Google Photos has added a whole new dimension to treasuring precious memories since it first emerged in 2015. Since that time, the photo sharing and cloud storage service has been popular for its free unlimited storage. Users have enjoyed this feature over the years and have carefully saved the most important moments – without having to worry about running out of storage space on their device.
The trusted service from Google offers unlimited cloud storage for photos and videos with a resolution of up to 16 MP and 1080p. Everything that is uploaded beyond these limits is simply reduced to the parameters mentioned – the so-called high quality storage. Basically, all users need to do is click the “Back up now” button or turn on auto backup to safely back up all photos and videos.
Get ready for the change
From June 1, 2021, Google Photos will count all uploaded images and videos with your Google account on the free 15 GB storage. If you exceed the threshold, you will need to purchase the Google One subscription to continue using the service.
The foundation stone for the move was laid in November 2020 when Google Photos boss David Leib tweeted the reason for this strategic step. According to him, providing completely free backups costs the company a lot. So Google had no choice but to cut the main cost of running the service and accept the main value of online storage.
More than a billion people already upload a whopping 28 million photos to the platform every week. To cover costs and deliver the streamlined service that users have become accustomed to over the years, a subscription model is understandably required for the future.
What about existing uploads?
Users who rely on Google Photos to upload the contents of their device don’t have to worry about their existing files. The existing high quality content will be exempted from the upcoming storage restrictions. Only after the specified date will all new uploads be ticked on the Google account memory measurement card.
If you manually back up the photos and videos to the service, it is a good idea to re-search your library and upload important content before June 1st. Anything starting on or after June 1st will be added to the space in your designated 15GB storage Quota.
Starting June 1st, users will also get a new feature that is more of a tool for managing photos and videos. The AI tool will analyze your saved files and suggest whether you want to remove blurry photos or video clips that are too large to fit within the 15GB free limit.
Existing Pixel users don’t have to worry
Pixel devices that are part of the Google ecosystem have the privilege of continuing to take advantage of the benefits. Yes, pixel owners don’t have to worry as they get unlimited free space for high quality uploads. However, if the users upload the original quality of photos and videos, this will be taken into account for the storage of the Google account. But yes, nothing for the high quality 16MP and 1080p criteria.

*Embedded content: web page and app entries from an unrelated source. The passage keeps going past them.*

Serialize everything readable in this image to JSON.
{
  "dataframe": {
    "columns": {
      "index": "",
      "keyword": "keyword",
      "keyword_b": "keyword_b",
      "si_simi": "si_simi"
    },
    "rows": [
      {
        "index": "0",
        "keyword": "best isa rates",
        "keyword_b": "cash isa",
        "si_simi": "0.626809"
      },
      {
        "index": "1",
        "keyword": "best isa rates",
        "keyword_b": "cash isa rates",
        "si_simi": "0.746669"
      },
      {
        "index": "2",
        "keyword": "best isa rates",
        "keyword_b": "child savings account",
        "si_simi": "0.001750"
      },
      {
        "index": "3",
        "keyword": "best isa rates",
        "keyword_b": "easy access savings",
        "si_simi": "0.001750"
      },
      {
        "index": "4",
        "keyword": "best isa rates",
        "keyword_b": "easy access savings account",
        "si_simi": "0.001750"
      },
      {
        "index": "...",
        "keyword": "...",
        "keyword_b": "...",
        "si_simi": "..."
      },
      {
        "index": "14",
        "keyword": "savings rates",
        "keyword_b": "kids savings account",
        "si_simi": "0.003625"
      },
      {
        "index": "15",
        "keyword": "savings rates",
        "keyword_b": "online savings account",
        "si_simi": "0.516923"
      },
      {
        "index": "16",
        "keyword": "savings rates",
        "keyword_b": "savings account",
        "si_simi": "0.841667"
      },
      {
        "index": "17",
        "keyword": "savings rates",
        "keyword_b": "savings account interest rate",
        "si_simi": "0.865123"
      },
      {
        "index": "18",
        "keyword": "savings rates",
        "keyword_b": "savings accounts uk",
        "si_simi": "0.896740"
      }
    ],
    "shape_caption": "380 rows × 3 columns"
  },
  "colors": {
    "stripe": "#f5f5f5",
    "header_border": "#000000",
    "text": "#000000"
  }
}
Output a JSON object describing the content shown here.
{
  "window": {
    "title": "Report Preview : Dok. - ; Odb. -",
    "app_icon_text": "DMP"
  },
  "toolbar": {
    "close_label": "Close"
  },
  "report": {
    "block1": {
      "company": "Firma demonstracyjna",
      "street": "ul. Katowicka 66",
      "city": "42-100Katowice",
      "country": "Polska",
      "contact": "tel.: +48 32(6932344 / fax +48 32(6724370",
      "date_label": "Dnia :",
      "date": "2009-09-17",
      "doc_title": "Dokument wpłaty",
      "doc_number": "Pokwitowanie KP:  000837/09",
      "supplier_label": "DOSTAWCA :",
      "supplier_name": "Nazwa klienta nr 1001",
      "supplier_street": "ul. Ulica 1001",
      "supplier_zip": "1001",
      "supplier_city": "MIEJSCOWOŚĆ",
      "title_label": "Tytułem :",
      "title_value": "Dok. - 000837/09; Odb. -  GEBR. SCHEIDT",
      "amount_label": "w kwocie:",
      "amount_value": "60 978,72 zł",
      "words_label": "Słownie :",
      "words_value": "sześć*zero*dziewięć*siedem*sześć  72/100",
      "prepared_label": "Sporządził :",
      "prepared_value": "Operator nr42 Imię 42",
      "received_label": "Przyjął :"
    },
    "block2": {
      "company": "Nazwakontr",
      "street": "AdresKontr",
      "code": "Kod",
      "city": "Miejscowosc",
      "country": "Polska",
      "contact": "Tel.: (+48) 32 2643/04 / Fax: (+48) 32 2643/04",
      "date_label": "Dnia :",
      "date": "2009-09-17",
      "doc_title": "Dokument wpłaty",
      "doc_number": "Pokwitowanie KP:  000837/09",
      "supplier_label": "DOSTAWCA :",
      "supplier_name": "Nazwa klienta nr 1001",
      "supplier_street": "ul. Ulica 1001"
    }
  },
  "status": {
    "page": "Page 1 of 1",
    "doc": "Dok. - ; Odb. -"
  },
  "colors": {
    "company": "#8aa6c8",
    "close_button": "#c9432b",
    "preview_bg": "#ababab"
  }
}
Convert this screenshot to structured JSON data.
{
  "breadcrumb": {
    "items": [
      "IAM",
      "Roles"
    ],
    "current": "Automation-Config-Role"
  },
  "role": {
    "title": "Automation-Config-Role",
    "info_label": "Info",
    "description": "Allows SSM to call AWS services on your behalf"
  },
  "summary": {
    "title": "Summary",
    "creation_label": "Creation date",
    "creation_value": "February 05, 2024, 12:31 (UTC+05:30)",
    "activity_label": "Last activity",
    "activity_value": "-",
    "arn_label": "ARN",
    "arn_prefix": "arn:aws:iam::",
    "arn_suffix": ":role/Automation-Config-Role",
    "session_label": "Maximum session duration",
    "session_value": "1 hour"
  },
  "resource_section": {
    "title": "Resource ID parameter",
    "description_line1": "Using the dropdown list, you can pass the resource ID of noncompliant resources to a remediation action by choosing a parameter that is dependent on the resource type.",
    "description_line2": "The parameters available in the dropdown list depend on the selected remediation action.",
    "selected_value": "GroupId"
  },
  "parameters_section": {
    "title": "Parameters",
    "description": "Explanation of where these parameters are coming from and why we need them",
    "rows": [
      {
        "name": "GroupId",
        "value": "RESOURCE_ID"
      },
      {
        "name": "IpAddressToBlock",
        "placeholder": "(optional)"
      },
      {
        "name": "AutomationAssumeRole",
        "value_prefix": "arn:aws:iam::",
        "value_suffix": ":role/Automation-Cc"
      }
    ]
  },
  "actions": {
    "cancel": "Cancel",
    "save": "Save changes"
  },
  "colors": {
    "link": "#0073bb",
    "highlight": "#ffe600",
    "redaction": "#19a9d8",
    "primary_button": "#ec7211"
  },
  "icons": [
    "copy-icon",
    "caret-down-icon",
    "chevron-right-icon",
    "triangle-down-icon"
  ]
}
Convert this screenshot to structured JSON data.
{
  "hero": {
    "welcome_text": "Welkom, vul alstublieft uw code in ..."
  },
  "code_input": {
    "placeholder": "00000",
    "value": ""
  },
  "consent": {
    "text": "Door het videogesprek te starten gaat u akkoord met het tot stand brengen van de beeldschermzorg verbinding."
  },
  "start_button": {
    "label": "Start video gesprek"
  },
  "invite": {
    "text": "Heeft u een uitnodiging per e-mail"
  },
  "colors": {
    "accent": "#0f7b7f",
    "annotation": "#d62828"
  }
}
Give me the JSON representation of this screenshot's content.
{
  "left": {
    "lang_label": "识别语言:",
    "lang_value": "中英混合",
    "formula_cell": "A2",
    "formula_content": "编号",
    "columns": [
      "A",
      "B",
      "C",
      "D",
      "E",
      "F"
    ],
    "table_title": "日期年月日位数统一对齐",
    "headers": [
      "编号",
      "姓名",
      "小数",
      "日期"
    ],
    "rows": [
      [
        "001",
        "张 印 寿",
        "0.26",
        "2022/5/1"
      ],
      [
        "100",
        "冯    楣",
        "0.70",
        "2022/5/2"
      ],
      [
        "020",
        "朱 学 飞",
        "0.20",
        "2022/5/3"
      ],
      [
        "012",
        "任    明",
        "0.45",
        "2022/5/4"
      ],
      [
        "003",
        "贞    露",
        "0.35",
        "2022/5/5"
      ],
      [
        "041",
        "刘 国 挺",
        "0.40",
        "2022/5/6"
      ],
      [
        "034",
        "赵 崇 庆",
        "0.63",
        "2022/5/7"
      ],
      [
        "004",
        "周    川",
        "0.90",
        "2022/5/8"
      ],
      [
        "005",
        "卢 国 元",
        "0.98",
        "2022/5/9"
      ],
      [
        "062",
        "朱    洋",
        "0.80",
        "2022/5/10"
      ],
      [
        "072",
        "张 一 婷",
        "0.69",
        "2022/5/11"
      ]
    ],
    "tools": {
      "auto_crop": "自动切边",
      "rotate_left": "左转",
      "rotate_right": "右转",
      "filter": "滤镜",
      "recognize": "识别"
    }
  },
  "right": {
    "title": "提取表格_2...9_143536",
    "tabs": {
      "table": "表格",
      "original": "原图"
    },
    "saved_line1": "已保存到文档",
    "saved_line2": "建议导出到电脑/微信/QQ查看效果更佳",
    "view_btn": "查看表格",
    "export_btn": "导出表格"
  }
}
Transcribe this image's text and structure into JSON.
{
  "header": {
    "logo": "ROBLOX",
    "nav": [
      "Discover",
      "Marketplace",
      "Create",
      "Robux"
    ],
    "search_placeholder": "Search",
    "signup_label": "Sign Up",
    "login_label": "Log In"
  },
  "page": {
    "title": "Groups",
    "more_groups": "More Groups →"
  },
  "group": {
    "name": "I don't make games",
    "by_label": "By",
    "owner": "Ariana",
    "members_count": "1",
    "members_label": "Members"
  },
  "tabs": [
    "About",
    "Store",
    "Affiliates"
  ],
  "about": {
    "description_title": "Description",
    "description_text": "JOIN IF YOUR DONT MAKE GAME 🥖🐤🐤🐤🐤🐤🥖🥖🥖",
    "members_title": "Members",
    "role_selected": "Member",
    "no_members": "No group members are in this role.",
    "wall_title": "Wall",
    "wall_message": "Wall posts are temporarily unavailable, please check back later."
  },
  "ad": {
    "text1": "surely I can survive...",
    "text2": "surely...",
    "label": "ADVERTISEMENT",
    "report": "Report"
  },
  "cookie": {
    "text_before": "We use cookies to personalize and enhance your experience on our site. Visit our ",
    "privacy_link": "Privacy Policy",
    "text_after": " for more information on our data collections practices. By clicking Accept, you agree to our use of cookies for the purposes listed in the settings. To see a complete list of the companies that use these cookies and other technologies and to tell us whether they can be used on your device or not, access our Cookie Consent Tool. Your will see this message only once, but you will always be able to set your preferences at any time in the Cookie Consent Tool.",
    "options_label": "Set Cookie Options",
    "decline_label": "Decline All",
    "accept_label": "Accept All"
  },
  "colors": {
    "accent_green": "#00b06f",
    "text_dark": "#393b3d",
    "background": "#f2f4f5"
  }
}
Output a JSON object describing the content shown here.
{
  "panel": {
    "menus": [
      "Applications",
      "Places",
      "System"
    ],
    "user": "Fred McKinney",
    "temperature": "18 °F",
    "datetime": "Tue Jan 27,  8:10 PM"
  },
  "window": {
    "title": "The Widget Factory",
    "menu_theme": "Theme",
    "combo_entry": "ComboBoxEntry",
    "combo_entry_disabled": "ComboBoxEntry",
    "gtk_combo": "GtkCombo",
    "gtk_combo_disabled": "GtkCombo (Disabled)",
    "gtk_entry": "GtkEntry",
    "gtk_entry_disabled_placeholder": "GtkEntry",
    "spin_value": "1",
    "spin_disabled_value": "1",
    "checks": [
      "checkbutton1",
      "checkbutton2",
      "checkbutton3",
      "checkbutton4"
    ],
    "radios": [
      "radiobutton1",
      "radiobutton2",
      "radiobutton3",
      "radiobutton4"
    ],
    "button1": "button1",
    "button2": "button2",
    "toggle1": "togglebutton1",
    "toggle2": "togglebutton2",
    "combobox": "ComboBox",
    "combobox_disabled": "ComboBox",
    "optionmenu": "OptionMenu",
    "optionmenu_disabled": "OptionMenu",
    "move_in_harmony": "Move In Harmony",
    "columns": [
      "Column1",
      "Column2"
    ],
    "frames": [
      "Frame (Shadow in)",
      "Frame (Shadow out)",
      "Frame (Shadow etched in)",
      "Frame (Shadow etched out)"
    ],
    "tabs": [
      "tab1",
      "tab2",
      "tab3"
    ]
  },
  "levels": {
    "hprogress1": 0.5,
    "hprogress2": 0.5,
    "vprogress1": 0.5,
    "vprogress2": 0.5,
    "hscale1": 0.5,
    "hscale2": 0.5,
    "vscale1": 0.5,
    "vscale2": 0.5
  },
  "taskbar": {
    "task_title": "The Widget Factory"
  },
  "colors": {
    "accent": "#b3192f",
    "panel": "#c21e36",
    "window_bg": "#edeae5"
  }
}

Pixel 2 and Pixel 2 XL owners will have unlimited photos and videos to upload in the original quality settings until the end of 2021. After this period, all content will be scaled down to high quality resolution for cloud storage. Google Pixel 3 and Pixel 3 XL users will benefit from this benefit until January 31, 2022, after which time the same method will be used for all new photos or videos – they will be scaled down to high quality settings.
However, the newer devices in the lineup including the Pixel 4, Pixel 4 XL, Pixel 4a, and Pixel 5 don’t get the free unlimited uploads in the original quality settings. You have to live with the free, high quality, unlimited storage option. Also, Google doesn’t offer the luxury of free photo and video storage for Pixel devices released in the future.
What are the options?
Once you have reached the 15GB storage quota, you need to figure out the options in the table. You can opt for the Google One program, a unified cloud storage platform for Google products. The service has spread to 140 countries since its launch in 2018.
The 100GB tier for the plan costs $ 1.99 per month or $ 19.99 per year. A 200GB storage increases the price to $ 2.99 per month or $ 29.99 per year. Then there’s the 2TB plan that gets you back $ 9.99 per month or $ 99.99 per year. These plans should be more than adequate for normal use. If you need more storage due to professional needs, the 10TB plan for $ 99.99, 20TB for $ 199.99, and 30TB for $ 299.99 per month.
The next best option is Microsoft OneDrive for those looking to try a service outside of the Google ecosystem. The single-user plan offers 5 GB of free space, after which the paid plans begin. 100GB of storage costs the same as Google at $ 1.99, then it’s a 1TB plan for $ 6.99 per month or $ 69.99 per year. The 1 TB plan includes Skype and Office apps like Word, Excel, PowerPoint, and Outlook. The Dropbox option is also open to single-user plans as it offers 2GB of free space and then up to 2TB of space for $ 9.99 per month.
It is clear that Google One has the most choices out of these options. Android users should better stick to the Google ecosystem for peace of mind – and yes, this is our recommendation, too. On the other hand, Microsoft OneDrive is worth considering for professionals who want to take advantage of the added value of Microsoft Office suites.